This reputation precedes Mamet as the Atlantic Theater Company (ATC) unveils his newest play, “Romance.” Following 17 critically acclaimed revivals of his works, ATC, co-founded in 1983 by Mamet and William H. Macy, is hosting its first world-premiere by the playwright. The show employs ATC repertory cast and longtime Mamet collaborators Bob Balaban, Larry Bryggman, Jim Frangione, Steven Goldstein, Steven Hawley, Keith Nobbs and Christopher Evan Welch. Neil Pepe, the repertory’s artistic director, directs.
Set in a modern day courtroom, “Romance” is an explosive comedy exploring issues ranging from the American judicial system to the Israeli-Palestinian conflict, from fidelity to world peace. The intimate, renovated setting of the Atlantic Theater Company’s Chelsea space provides a poignant venue.
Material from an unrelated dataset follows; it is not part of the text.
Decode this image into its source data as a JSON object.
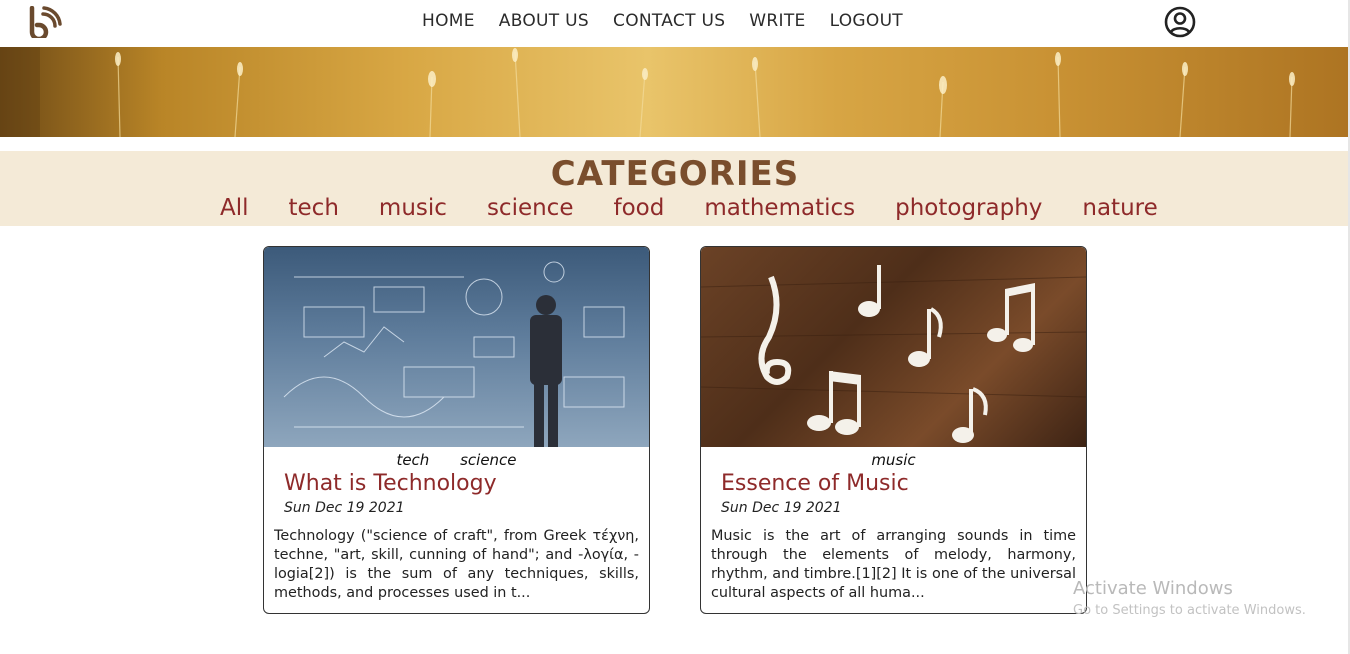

Lighting designer James S. Ingalls and scenic designer Robert Brill collaborate to transform the cozy theater into a stark courtroom—a prime playground for the blurring of the emotional with the political.
Mamet’s typically jarring language takes a daring stab at the closely held tenets of Judaism, Christianity, the gay rights movement and other hot-button issues, all in the service of dispelling long-held myths. The profane and profound rants of a drug-addled judge (portrayed by Bryggman) often had the audience cracking up.
Some audience members were apparently not prepared for Mamet’s shock and awe campaign. Some theatergoers walked out at intermission, muttering that they couldn’t sit through the second act, world premiere or not.
If audiences prove less responsive to the second act, this is probably due to theatergoers’ numbed sensibilities, having already learned about the judge’s addiction to prescription painkillers, rendering predictable his frenzied outbursts. Allusions to the Roman Catholic pedophilia scandals have less bite as the dramatic comedy winds to its conclusion, and the tense revelatory moments about fidelity in relationships are undermined by stereotypically gay quips that cracked some patrons up, while forcing others to groan—so be warned. You may not laugh during all of Mamet’s latest play, but the parts you like will have you in tears.
While several theatergoers may left in a huff, the high demand for tickets has extended the show’s run by two weeks at its quaint Chelsea location.